* **EXERCISE REQUIREMENTS**:
Give the records below again exactly, and exclude each picture.

*** MATERIAL SUPPLIED Section Begins ***

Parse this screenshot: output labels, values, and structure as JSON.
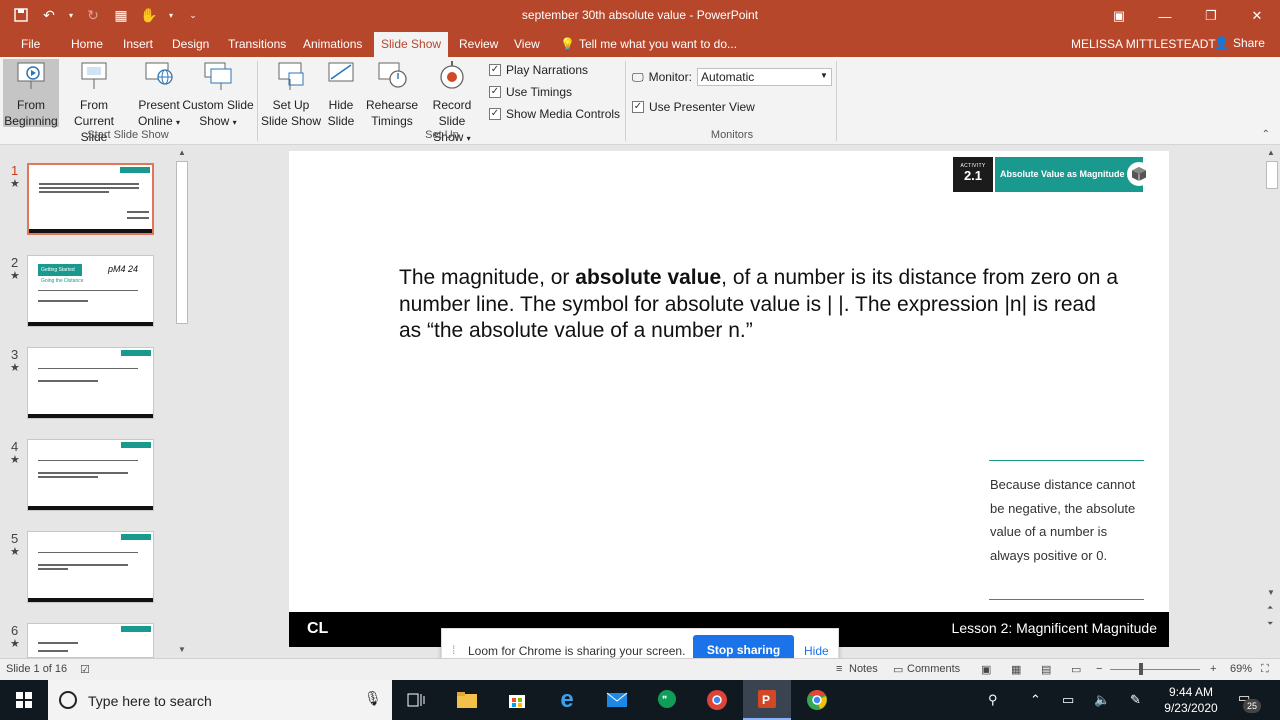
{
  "window": {
    "title": "september 30th absolute value - PowerPoint"
  },
  "menu": {
    "tabs": [
      "File",
      "Home",
      "Insert",
      "Design",
      "Transitions",
      "Animations",
      "Slide Show",
      "Review",
      "View"
    ],
    "active_tab": "Slide Show",
    "tell_me": "Tell me what you want to do...",
    "user": "MELISSA MITTLESTEADT",
    "share": "Share"
  },
  "ribbon": {
    "start": {
      "from_beginning": [
        "From",
        "Beginning"
      ],
      "from_current": [
        "From",
        "Current Slide"
      ],
      "present_online": [
        "Present",
        "Online"
      ],
      "custom_show": [
        "Custom Slide",
        "Show"
      ],
      "label": "Start Slide Show"
    },
    "setup": {
      "setup_show": [
        "Set Up",
        "Slide Show"
      ],
      "hide_slide": [
        "Hide",
        "Slide"
      ],
      "rehearse": [
        "Rehearse",
        "Timings"
      ],
      "record": [
        "Record Slide",
        "Show"
      ],
      "play_narrations": "Play Narrations",
      "use_timings": "Use Timings",
      "show_media": "Show Media Controls",
      "label": "Set Up"
    },
    "monitors": {
      "monitor_label": "Monitor:",
      "monitor_value": "Automatic",
      "presenter_view": "Use Presenter View",
      "label": "Monitors"
    }
  },
  "thumbnails": [
    {
      "num": "1"
    },
    {
      "num": "2",
      "heading": "Getting Started",
      "sub": "Going the Distance",
      "handwriting": "pM4 24"
    },
    {
      "num": "3"
    },
    {
      "num": "4"
    },
    {
      "num": "5"
    },
    {
      "num": "6"
    }
  ],
  "slide": {
    "activity_small": "ACTIVITY",
    "activity_num": "2.1",
    "activity_title": "Absolute Value as Magnitude",
    "text_before_bold": "The magnitude, or ",
    "text_bold": "absolute value",
    "text_after_bold": ", of a number is its distance from zero on a number line. The symbol for absolute value is | |. The expression |n| is read as “the absolute value of a number n.”",
    "note": "Because distance cannot be negative, the absolute value of a number is always positive or 0.",
    "footer_logo": "CL",
    "footer_lesson": "Lesson 2: Magnificent Magnitude"
  },
  "loom": {
    "message": "Loom for Chrome is sharing your screen.",
    "stop": "Stop sharing",
    "hide": "Hide"
  },
  "status": {
    "slide_count": "Slide 1 of 16",
    "notes": "Notes",
    "comments": "Comments",
    "zoom": "69%"
  },
  "taskbar": {
    "search_placeholder": "Type here to search",
    "time": "9:44 AM",
    "date": "9/23/2020",
    "notifications": "25"
  },
  "colors": {
    "accent": "#b7472a",
    "teal": "#1a9a8e",
    "loom_blue": "#1a73e8"
  }
}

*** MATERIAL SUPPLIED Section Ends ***

* **SOLVED EXERCISE**:
Parse this screenshot: output labels, values, and structure as JSON.
{
  "window": {
    "title": "september 30th absolute value - PowerPoint"
  },
  "menu": {
    "tabs": [
      "File",
      "Home",
      "Insert",
      "Design",
      "Transitions",
      "Animations",
      "Slide Show",
      "Review",
      "View"
    ],
    "active_tab": "Slide Show",
    "tell_me": "Tell me what you want to do...",
    "user": "MELISSA MITTLESTEADT",
    "share": "Share"
  },
  "ribbon": {
    "start": {
      "from_beginning": [
        "From",
        "Beginning"
      ],
      "from_current": [
        "From",
        "Current Slide"
      ],
      "present_online": [
        "Present",
        "Online"
      ],
      "custom_show": [
        "Custom Slide",
        "Show"
      ],
      "label": "Start Slide Show"
    },
    "setup": {
      "setup_show": [
        "Set Up",
        "Slide Show"
      ],
      "hide_slide": [
        "Hide",
        "Slide"
      ],
      "rehearse": [
        "Rehearse",
        "Timings"
      ],
      "record": [
        "Record Slide",
        "Show"
      ],
      "play_narrations": "Play Narrations",
      "use_timings": "Use Timings",
      "show_media": "Show Media Controls",
      "label": "Set Up"
    },
    "monitors": {
      "monitor_label": "Monitor:",
      "monitor_value": "Automatic",
      "presenter_view": "Use Presenter View",
      "label": "Monitors"
    }
  },
  "thumbnails": [
    {
      "num": "1"
    },
    {
      "num": "2",
      "heading": "Getting Started",
      "sub": "Going the Distance",
      "handwriting": "pM4 24"
    },
    {
      "num": "3"
    },
    {
      "num": "4"
    },
    {
      "num": "5"
    },
    {
      "num": "6"
    }
  ],
  "slide": {
    "activity_small": "ACTIVITY",
    "activity_num": "2.1",
    "activity_title": "Absolute Value as Magnitude",
    "text_before_bold": "The magnitude, or ",
    "text_bold": "absolute value",
    "text_after_bold": ", of a number is its distance from zero on a number line. The symbol for absolute value is | |. The expression |n| is read as “the absolute value of a number n.”",
    "note": "Because distance cannot be negative, the absolute value of a number is always positive or 0.",
    "footer_logo": "CL",
    "footer_lesson": "Lesson 2: Magnificent Magnitude"
  },
  "loom": {
    "message": "Loom for Chrome is sharing your screen.",
    "stop": "Stop sharing",
    "hide": "Hide"
  },
  "status": {
    "slide_count": "Slide 1 of 16",
    "notes": "Notes",
    "comments": "Comments",
    "zoom": "69%"
  },
  "taskbar": {
    "search_placeholder": "Type here to search",
    "time": "9:44 AM",
    "date": "9/23/2020",
    "notifications": "25"
  },
  "colors": {
    "accent": "#b7472a",
    "teal": "#1a9a8e",
    "loom_blue": "#1a73e8"
  }
}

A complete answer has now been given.